by George Schmidt
Rev. Jeremiah Wright is speaking for the majority of Black people who live in America's most segregated city, Chicago. Let's just put this in a few additional perspectives. Chicago, today (2008) has more all-black public schools than all of the cities of the Old Confederacy combined. There are 300 segregated all-black pubic elementary and high schools in Chicago today. That is the product of the policies of 50 generations of Daleys -- and of the people who ally themselves with the Daleys to rule this city in a certain way.
As we've shared with people here, Barack Obama has had more than enough time to distance himself from Chicago Mayor Richard M. Daley's corporate version of "school reform." He has not done so. But since the Clintons have praised Daley's "school reform" work going back a decade now, it simply means that Obama and Clinton take the same practical position regarding these realities. Bill Clinton praised Daley's teacher bashing union busting test based privatization oriented "school reform" in two state of the union addresses; Hillary was often with President Clinton when he came to Chicago to meeting with Mayor Daley and praise the rampages against the public schools that were then going on under Mayor Daley and Paul Vallas.
In Chicago, the Business Roundtable has been around for more than 100 years in the form of the Civic Committee of the Commercial Club. They have always been part of the attack on democratic equitable public schools here. They wrote "Renaissance 2010," which for the past five years has provided the script for the privatization of more than 50 Chicago public schools (most turned into charters after enormous teacher bashing using phony "data").
Barack Obama has been silent on all of those teacher bashing (and union busting) crimes against public education, and on all of the privatization that began in 1995 here and is accelerating to this day.
From a Chicago point of view, it is one thing to perhaps make nice with Mayor Daley in order to garner votes (and delegates) but quite another thing to publicly criticize Jeremiah Wright and not ever say one word critical of all of the corruption of the Daley administration -- of which corporate "school reform" is just one piece.
The record is getting more and more clear. Those of us who have voted for Barack Obama before and are likely to do so again should at least go into the polling places with a clear eye.

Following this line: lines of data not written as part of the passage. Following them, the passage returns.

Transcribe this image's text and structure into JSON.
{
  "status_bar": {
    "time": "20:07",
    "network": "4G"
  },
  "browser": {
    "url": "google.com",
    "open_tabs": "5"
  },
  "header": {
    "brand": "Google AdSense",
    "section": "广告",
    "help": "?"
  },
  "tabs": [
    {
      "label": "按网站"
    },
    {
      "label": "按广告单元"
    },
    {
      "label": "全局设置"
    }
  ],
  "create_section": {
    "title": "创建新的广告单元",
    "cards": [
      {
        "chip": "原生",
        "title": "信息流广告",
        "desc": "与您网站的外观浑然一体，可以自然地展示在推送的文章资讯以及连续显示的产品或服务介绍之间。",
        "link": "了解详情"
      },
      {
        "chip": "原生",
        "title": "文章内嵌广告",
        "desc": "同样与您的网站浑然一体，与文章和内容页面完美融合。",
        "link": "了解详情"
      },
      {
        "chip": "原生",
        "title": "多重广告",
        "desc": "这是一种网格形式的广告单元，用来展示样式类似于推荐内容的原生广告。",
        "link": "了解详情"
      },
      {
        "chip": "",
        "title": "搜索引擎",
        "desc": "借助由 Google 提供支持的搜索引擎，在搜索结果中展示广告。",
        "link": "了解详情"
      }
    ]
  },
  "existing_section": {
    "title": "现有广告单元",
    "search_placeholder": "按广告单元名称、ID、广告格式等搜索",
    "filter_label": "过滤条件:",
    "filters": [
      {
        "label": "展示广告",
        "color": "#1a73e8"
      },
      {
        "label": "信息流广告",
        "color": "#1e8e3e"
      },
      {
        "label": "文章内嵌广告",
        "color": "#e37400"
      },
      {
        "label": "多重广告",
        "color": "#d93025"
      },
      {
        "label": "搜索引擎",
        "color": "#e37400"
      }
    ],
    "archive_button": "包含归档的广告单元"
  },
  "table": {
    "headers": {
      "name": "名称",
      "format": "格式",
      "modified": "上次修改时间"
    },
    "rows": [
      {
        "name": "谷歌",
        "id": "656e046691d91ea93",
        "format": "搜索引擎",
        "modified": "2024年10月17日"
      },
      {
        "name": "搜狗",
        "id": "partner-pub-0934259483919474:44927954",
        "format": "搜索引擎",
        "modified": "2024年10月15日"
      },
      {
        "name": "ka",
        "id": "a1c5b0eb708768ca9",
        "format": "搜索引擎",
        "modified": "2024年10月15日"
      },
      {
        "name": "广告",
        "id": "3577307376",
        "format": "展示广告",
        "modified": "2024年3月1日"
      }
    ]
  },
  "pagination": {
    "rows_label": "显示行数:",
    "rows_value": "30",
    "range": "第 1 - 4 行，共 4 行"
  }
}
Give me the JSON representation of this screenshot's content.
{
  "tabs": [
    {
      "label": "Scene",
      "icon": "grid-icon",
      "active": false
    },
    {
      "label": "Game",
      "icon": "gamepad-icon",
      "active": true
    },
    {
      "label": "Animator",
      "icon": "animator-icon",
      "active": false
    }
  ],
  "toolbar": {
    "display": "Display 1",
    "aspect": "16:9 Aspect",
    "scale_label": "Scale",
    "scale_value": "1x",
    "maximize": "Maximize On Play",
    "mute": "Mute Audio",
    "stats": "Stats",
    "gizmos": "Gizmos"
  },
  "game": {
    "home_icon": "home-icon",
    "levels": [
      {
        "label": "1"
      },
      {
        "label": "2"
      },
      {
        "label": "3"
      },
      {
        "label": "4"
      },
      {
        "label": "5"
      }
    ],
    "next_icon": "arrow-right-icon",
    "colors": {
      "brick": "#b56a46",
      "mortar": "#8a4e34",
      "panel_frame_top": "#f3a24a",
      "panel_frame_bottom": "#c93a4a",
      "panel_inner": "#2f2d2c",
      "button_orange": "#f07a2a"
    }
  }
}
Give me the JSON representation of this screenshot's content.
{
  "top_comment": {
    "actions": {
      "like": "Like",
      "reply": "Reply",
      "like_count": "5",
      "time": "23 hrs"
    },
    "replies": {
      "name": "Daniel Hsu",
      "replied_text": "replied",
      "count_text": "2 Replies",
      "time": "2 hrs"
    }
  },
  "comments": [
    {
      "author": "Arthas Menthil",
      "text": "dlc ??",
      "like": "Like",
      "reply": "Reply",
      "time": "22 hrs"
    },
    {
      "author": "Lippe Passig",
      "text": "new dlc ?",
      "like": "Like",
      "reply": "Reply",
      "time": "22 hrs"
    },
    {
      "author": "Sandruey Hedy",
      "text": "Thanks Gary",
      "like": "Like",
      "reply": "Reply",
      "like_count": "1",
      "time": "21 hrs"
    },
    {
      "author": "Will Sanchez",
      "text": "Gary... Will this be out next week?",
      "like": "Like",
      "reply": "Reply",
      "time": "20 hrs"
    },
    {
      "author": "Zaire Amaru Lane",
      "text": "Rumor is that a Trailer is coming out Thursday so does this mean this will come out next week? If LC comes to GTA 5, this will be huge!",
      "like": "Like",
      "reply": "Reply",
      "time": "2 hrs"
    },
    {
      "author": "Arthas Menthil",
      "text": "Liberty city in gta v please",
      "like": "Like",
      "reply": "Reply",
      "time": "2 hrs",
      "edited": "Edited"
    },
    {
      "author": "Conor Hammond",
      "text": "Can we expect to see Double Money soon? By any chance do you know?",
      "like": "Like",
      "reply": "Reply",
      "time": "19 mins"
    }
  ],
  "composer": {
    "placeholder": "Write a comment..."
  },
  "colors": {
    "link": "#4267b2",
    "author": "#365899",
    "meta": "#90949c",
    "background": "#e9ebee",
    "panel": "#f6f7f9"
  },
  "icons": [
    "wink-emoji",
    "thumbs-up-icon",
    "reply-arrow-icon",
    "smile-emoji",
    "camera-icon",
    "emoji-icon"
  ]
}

When I heard and read Barack Obama's attack (and it's an attack, people, read it carefully) on Rev. Jeremiah Wright (and the pile on from the media -- "left" to right -- after Barack gave everybody the green light to attack Wright), I was reminded of the attacks (that's a plural) in the media on Rev. Dr. Martin Luther King in 1967 and 1968, after King came out clearly against the Vietnam War and clearly on the side of working people.
Jeremiah Wright, not Barack Obama, is now in the presence of Dr. King and Dr. King's traditions.
Barack Obama is in the presence of the traditions of Chicago's Daley family, which attacked Dr. King in 1966, 1967 and 1968 here in Chicago (both directly and through media).
Let's just go into this next iteration of "Election 2008" with a clear eye. I write this as a person who has met Barack Obama on numerous occasions, who has voted for him and supported him in many other ways, and who is saddened by the fact that in Barack Obama we are going to elect a corporate Neoliberal, University of Chicago ideologue, who has never opposed Chicago's monstrous neoliberal attacks on working class and poor people -- corporate "housing reform" and corporate "school reform."
We have reasons to oppose some of the work of Jeremiah Wright here at Substance. Wright, for example, is now sponsoring a charter school that will open in September in CPS, part of the overall attack on the city's public schools. But there can be little doubt among people who read what Wright actually said at the National Press Clubs, the NAACP, and to Bill Moyers during the past week that Wright's tradition is more in the traditions of Martin Luther King than Barack Obama's. That may be fine with many people. It brings great sadness to many of the rest of us.
George N. Schmidt